(Beginning of Supplied material)
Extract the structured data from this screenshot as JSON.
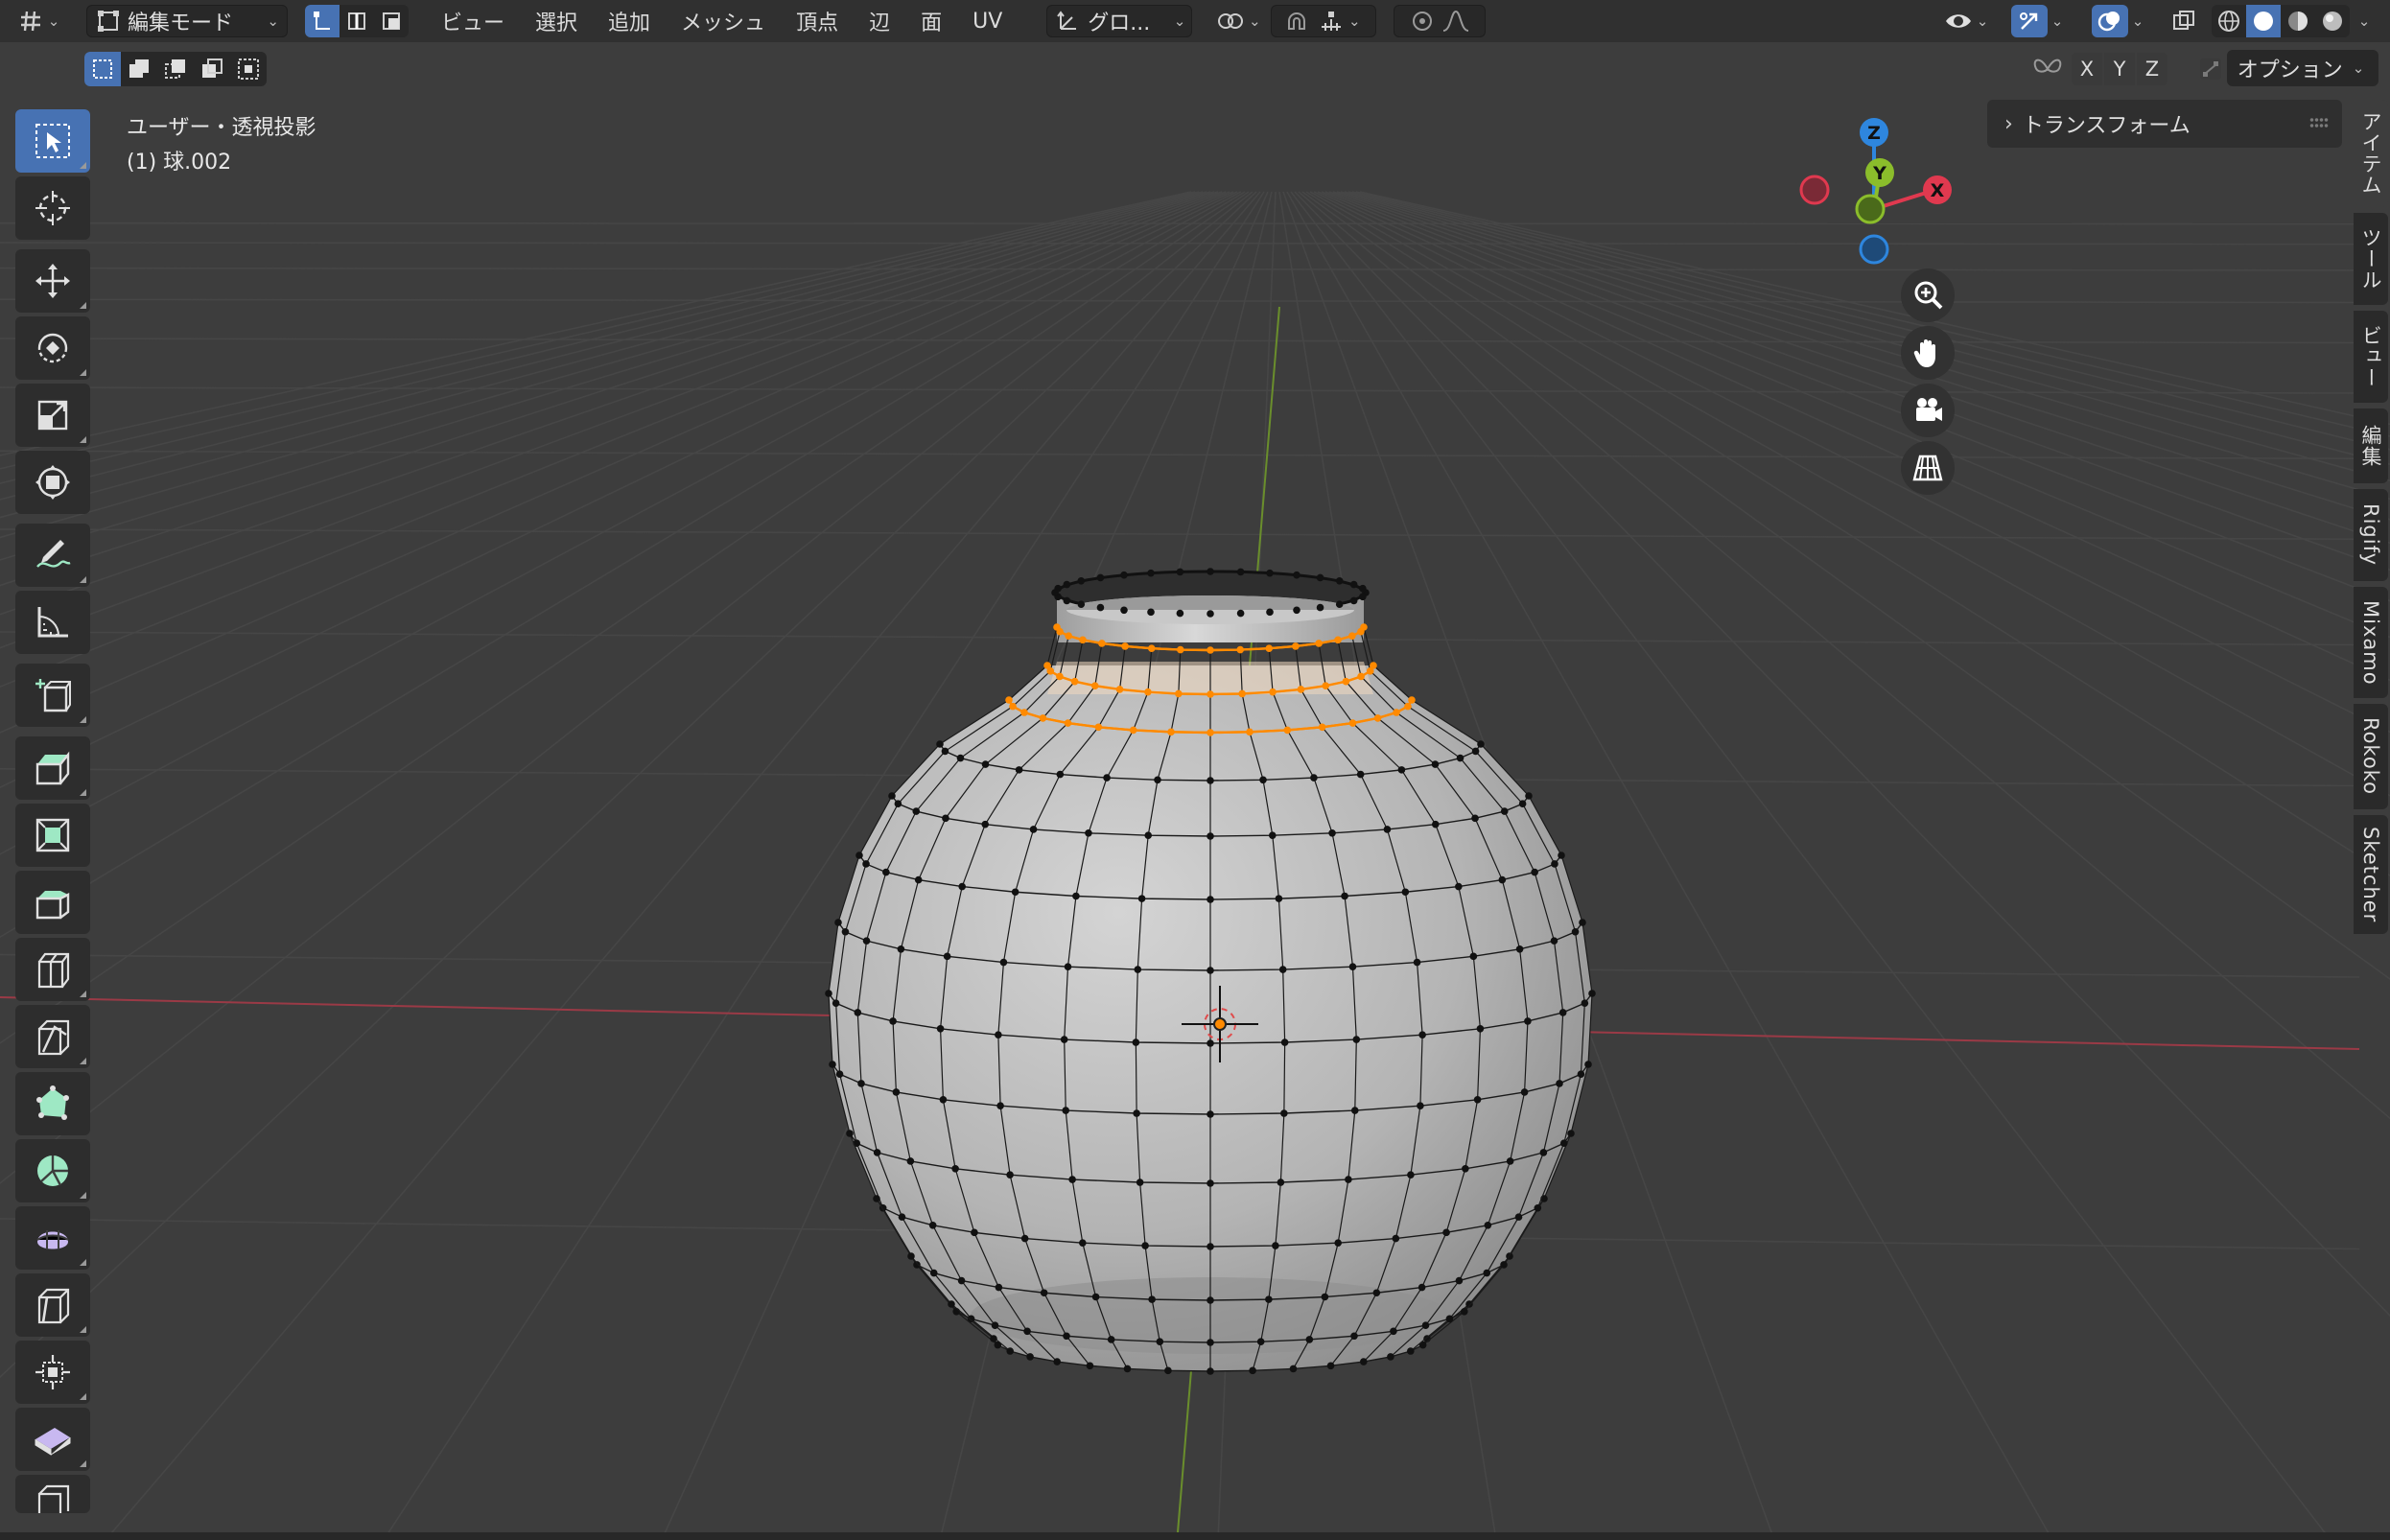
{
  "header": {
    "mode_label": "編集モード",
    "menu": [
      "ビュー",
      "選択",
      "追加",
      "メッシュ",
      "頂点",
      "辺",
      "面",
      "UV"
    ],
    "transform_orientation": "グロ..."
  },
  "subbar": {
    "axes": [
      "X",
      "Y",
      "Z"
    ],
    "options_label": "オプション"
  },
  "viewport": {
    "view_name": "ユーザー・透視投影",
    "object_name": "(1) 球.002",
    "gizmo_labels": {
      "z": "Z",
      "y": "Y",
      "x": "X"
    }
  },
  "npanel": {
    "section": "トランスフォーム",
    "tabs": [
      "アイテム",
      "ツール",
      "ビュー",
      "編集",
      "Rigify",
      "Mixamo",
      "Rokoko",
      "Sketcher"
    ]
  },
  "colors": {
    "accent": "#4772b3",
    "selected": "#ff8a00",
    "axis_x": "#e0394f",
    "axis_y": "#8bbd2b",
    "axis_z": "#2e86de",
    "tool_icon_green": "#9ee8c4"
  }
}
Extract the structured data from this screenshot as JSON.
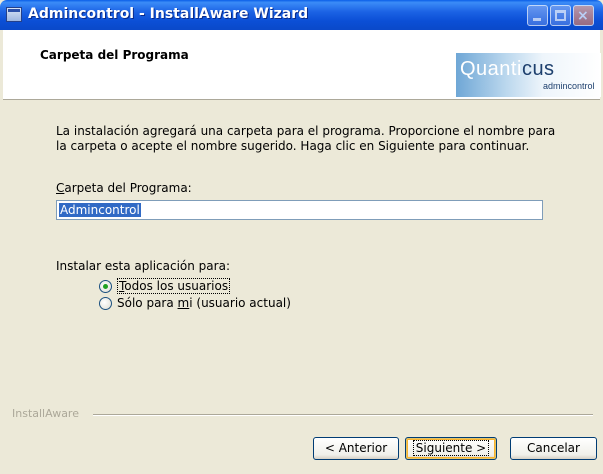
{
  "window": {
    "title": "Admincontrol - InstallAware Wizard",
    "controls": {
      "minimize": "_",
      "maximize": "□",
      "close": "×"
    }
  },
  "header": {
    "title": "Carpeta del Programa",
    "logo": {
      "main_light": "Quanti",
      "main_dark": "cus",
      "sub": "admincontrol"
    }
  },
  "content": {
    "description_line1": "La instalación agregará una carpeta para el programa. Proporcione el nombre para",
    "description_line2": "la carpeta o acepte el nombre sugerido. Haga clic en Siguiente para continuar.",
    "folder_label": "Carpeta del Programa:",
    "folder_value": "Admincontrol",
    "install_for_label": "Instalar esta aplicación para:",
    "options": [
      {
        "label": "Todos los usuarios",
        "selected": true
      },
      {
        "label": "Sólo para mi (usuario actual)",
        "selected": false
      }
    ]
  },
  "footer": {
    "brand": "InstallAware",
    "back_label": "< Anterior",
    "next_label": "Siguiente >",
    "cancel_label": "Cancelar"
  },
  "colors": {
    "titlebar": "#0a4fd6",
    "dialog_bg": "#ece9d8",
    "selection": "#316ac5",
    "radio_dot": "#21a121"
  }
}
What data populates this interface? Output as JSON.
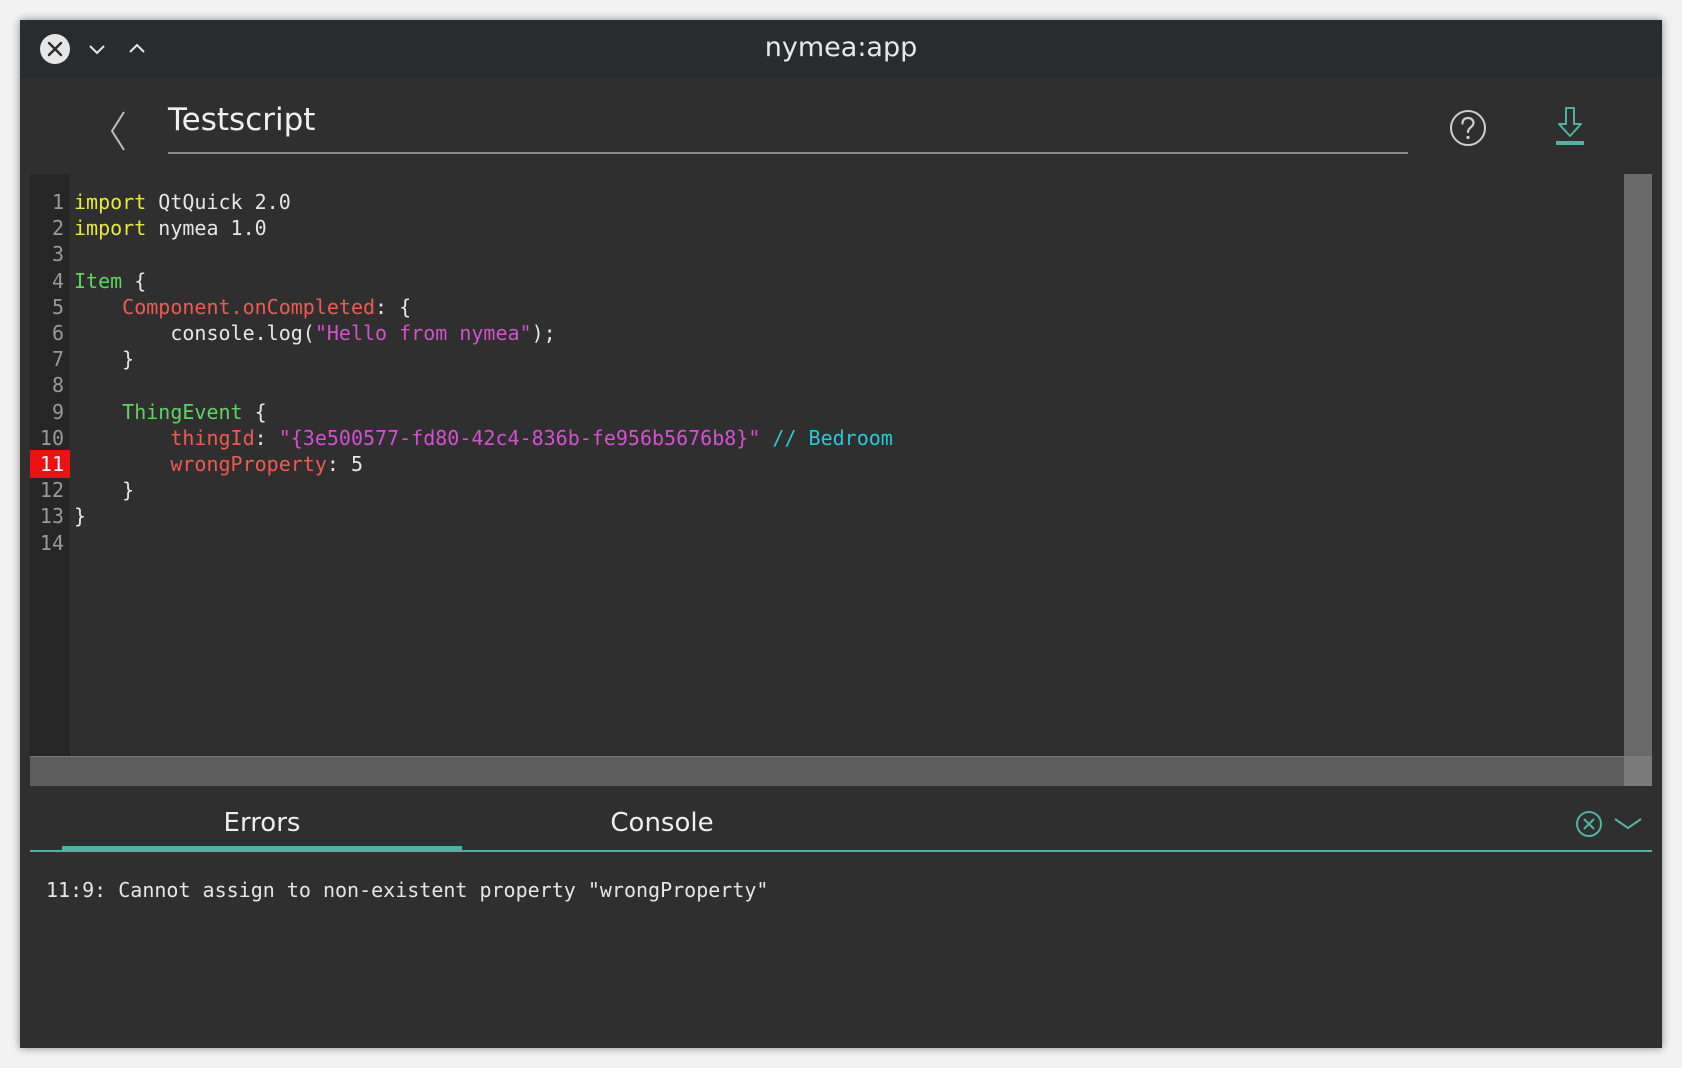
{
  "window": {
    "title": "nymea:app"
  },
  "header": {
    "title": "Testscript"
  },
  "editor": {
    "error_line": "11",
    "line_numbers": [
      "1",
      "2",
      "3",
      "4",
      "5",
      "6",
      "7",
      "8",
      "9",
      "10",
      "11",
      "12",
      "13",
      "14"
    ],
    "lines": [
      [
        {
          "t": "import",
          "c": "kw"
        },
        {
          "t": " QtQuick 2.0",
          "c": ""
        }
      ],
      [
        {
          "t": "import",
          "c": "kw"
        },
        {
          "t": " nymea 1.0",
          "c": ""
        }
      ],
      [],
      [
        {
          "t": "Item",
          "c": "type"
        },
        {
          "t": " {",
          "c": ""
        }
      ],
      [
        {
          "t": "    ",
          "c": ""
        },
        {
          "t": "Component.onCompleted",
          "c": "prop"
        },
        {
          "t": ": {",
          "c": ""
        }
      ],
      [
        {
          "t": "        console.log(",
          "c": ""
        },
        {
          "t": "\"Hello from nymea\"",
          "c": "str"
        },
        {
          "t": ");",
          "c": ""
        }
      ],
      [
        {
          "t": "    }",
          "c": ""
        }
      ],
      [],
      [
        {
          "t": "    ",
          "c": ""
        },
        {
          "t": "ThingEvent",
          "c": "type"
        },
        {
          "t": " {",
          "c": ""
        }
      ],
      [
        {
          "t": "        ",
          "c": ""
        },
        {
          "t": "thingId",
          "c": "prop"
        },
        {
          "t": ": ",
          "c": ""
        },
        {
          "t": "\"{3e500577-fd80-42c4-836b-fe956b5676b8}\"",
          "c": "str"
        },
        {
          "t": " // Bedroom",
          "c": "cmt"
        }
      ],
      [
        {
          "t": "        ",
          "c": ""
        },
        {
          "t": "wrongProperty",
          "c": "prop"
        },
        {
          "t": ": 5",
          "c": ""
        }
      ],
      [
        {
          "t": "    }",
          "c": ""
        }
      ],
      [
        {
          "t": "}",
          "c": ""
        }
      ],
      []
    ]
  },
  "panel": {
    "tabs": [
      {
        "label": "Errors",
        "active": true
      },
      {
        "label": "Console",
        "active": false
      }
    ],
    "errors": [
      "11:9: Cannot assign to non-existent property \"wrongProperty\""
    ]
  },
  "colors": {
    "accent": "#4fb3a3",
    "error": "#ee1111",
    "keyword": "#e8e83a",
    "type": "#5fd45f",
    "property": "#ef5a4f",
    "string": "#d550d0",
    "comment": "#28c8dc"
  },
  "icons": {
    "close": "close-icon",
    "minimize": "chevron-down-icon",
    "maximize": "chevron-up-icon",
    "back": "chevron-left-icon",
    "help": "help-icon",
    "download": "download-icon",
    "clear": "clear-icon",
    "collapse": "chevron-down-icon"
  }
}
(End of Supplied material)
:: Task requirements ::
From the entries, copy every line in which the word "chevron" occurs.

:: Task response ::
    "minimize": "chevron-down-icon",
    "maximize": "chevron-up-icon",
    "back": "chevron-left-icon",
    "collapse": "chevron-down-icon"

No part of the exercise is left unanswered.